Part 3 in a series, #returntoindia
While we are in India, Katie and I thank three people for their time or efforts. We thank more than three, actually. I tip like an American. But here are three:
- A nun at St. Pius, a Catholic retreat center where we stay in Bombay (Mumbai), watched over two of our students who stay back one day, with upset stomachs, and she hovers over them, offering anise seed for indigestion. I thank her as we leave, but she will have none of it. “It is my duty,” she says.
- At Immanuel Business School, the campus administrator, my friend Thomas, takes care of everything we need. He doesn’t want us to do a thing for ourselves—wash a cup, lift our luggage, or serve ourselves in the cafeteria. I thank him when we leave. “It is my duty,” he says.
- On our last day in Calcutta (Kolkata), a vendor in the New Market shows us over hundred a tops and scarfs, searching for Katie’s color and price. We thank him for his time and effort. “It is my duty.”
Yes, there is a Christian sense of responsibility that Thomas and the nun would have appreciated. But this is something deeper, rooted in centuries of practice. Dharma is a concept shared by all India religious systems and includes duty as a prime virtue.
This ideal goes back four or five thousand years and touches every facet of life, from the caste system to any understanding of right behavior. In fact, the wheel of dharma is the central motif of the national flag.
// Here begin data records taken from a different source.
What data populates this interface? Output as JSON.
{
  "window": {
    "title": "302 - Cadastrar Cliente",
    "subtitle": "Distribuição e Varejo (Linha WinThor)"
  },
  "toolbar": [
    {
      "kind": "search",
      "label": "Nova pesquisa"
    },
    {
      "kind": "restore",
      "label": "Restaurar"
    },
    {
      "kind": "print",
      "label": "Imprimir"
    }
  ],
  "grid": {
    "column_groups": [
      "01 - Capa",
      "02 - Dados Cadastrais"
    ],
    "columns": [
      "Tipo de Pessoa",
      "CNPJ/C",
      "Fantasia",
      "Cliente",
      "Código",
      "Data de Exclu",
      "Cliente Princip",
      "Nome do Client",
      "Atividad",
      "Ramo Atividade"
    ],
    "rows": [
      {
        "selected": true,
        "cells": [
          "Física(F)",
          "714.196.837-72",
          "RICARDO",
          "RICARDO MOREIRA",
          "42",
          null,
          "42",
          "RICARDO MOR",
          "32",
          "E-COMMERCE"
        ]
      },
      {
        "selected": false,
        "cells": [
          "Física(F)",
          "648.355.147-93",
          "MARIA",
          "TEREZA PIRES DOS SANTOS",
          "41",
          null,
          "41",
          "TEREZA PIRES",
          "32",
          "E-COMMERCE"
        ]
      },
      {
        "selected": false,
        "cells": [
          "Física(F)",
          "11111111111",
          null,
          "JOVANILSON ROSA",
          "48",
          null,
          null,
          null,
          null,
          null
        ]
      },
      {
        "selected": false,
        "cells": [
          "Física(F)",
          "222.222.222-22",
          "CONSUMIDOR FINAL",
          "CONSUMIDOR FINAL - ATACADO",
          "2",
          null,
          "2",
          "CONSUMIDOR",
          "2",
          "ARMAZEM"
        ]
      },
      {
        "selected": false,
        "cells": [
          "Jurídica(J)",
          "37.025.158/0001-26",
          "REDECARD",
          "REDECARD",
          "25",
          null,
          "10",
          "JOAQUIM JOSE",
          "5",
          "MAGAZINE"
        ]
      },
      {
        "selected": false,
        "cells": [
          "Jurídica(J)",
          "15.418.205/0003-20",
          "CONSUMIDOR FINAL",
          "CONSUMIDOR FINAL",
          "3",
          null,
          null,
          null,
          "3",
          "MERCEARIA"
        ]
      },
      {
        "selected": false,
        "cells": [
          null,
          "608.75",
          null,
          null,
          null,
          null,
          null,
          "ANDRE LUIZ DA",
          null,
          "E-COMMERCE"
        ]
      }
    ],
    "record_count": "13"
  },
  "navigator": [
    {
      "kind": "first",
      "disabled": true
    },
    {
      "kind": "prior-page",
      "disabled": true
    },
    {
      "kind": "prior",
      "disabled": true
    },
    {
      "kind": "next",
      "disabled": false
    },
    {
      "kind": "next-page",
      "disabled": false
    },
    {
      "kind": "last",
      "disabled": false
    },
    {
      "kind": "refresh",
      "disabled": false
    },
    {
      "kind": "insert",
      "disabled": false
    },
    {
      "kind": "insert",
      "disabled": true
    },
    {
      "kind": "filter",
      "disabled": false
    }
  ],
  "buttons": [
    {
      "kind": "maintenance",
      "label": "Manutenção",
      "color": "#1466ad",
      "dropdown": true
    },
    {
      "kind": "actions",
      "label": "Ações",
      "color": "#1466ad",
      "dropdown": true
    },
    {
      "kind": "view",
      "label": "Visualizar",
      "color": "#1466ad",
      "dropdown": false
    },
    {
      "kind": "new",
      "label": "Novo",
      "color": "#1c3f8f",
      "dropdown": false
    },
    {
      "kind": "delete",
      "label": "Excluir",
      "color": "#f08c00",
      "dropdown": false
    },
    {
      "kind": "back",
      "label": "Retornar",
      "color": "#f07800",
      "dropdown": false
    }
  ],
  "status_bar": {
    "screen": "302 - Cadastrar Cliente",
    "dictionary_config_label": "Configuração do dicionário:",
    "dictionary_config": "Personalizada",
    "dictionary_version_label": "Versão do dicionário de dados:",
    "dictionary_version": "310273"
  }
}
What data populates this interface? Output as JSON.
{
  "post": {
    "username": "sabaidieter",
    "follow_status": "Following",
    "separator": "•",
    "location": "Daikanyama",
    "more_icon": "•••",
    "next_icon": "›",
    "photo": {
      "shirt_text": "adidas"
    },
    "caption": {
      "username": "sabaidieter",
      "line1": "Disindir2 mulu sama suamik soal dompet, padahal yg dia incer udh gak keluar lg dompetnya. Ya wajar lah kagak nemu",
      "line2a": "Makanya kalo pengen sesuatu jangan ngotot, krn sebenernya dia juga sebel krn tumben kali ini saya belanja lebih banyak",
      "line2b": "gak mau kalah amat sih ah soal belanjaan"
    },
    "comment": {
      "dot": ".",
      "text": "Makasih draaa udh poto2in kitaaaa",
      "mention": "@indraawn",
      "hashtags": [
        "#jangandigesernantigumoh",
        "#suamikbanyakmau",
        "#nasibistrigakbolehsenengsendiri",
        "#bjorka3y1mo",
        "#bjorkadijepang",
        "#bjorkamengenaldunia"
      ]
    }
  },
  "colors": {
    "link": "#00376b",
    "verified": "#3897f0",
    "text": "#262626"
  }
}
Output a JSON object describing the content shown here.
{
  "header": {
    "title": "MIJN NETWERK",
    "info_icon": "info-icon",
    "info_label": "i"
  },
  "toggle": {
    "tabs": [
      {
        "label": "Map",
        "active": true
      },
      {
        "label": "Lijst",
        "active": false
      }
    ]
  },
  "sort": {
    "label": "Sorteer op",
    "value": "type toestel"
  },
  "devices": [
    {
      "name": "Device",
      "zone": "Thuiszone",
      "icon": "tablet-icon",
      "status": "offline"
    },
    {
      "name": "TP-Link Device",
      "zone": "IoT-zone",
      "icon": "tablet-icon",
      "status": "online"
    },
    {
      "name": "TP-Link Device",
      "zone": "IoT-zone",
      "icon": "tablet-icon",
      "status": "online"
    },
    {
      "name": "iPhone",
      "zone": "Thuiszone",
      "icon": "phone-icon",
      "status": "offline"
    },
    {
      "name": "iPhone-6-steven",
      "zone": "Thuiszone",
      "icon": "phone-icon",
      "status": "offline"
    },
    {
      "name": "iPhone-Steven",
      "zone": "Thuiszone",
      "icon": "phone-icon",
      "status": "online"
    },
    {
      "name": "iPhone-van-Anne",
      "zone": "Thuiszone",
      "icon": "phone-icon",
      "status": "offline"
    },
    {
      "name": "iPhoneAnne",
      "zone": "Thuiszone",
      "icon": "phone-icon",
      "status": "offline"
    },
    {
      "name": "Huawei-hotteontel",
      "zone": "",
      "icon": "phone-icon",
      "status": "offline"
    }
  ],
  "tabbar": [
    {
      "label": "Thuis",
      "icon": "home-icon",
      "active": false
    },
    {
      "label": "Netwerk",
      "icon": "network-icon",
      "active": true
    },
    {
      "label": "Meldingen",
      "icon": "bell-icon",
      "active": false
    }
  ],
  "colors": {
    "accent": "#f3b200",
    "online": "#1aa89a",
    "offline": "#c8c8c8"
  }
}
Not everything is about time or money.
Some things are about duty.